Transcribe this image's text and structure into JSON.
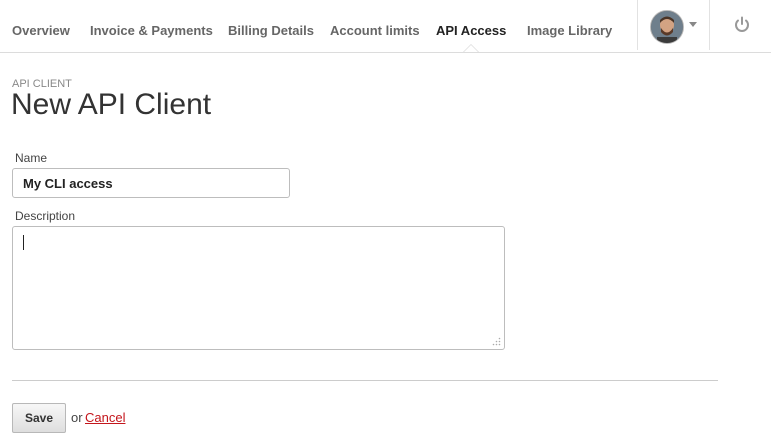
{
  "nav": {
    "tabs": [
      {
        "label": "Overview"
      },
      {
        "label": "Invoice & Payments"
      },
      {
        "label": "Billing Details"
      },
      {
        "label": "Account limits"
      },
      {
        "label": "API Access",
        "active": true
      },
      {
        "label": "Image Library"
      }
    ]
  },
  "header": {
    "eyebrow": "API CLIENT",
    "title": "New API Client"
  },
  "form": {
    "name_label": "Name",
    "name_value": "My CLI access",
    "description_label": "Description",
    "description_value": ""
  },
  "actions": {
    "save_label": "Save",
    "or_text": "or",
    "cancel_label": "Cancel"
  },
  "colors": {
    "cancel_link": "#c4161c",
    "active_tab": "#222222"
  },
  "icons": [
    "avatar",
    "chevron-down-icon",
    "power-icon",
    "resize-grip-icon"
  ]
}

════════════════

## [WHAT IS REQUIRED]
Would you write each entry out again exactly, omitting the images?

## [SOLUTION FOR THIS TASK]
Transcribe this image's text and structure into JSON.
{
  "nav": {
    "tabs": [
      {
        "label": "Overview"
      },
      {
        "label": "Invoice & Payments"
      },
      {
        "label": "Billing Details"
      },
      {
        "label": "Account limits"
      },
      {
        "label": "API Access",
        "active": true
      },
      {
        "label": "Image Library"
      }
    ]
  },
  "header": {
    "eyebrow": "API CLIENT",
    "title": "New API Client"
  },
  "form": {
    "name_label": "Name",
    "name_value": "My CLI access",
    "description_label": "Description",
    "description_value": ""
  },
  "actions": {
    "save_label": "Save",
    "or_text": "or",
    "cancel_label": "Cancel"
  },
  "colors": {
    "cancel_link": "#c4161c",
    "active_tab": "#222222"
  },
  "icons": [
    "avatar",
    "chevron-down-icon",
    "power-icon",
    "resize-grip-icon"
  ]
}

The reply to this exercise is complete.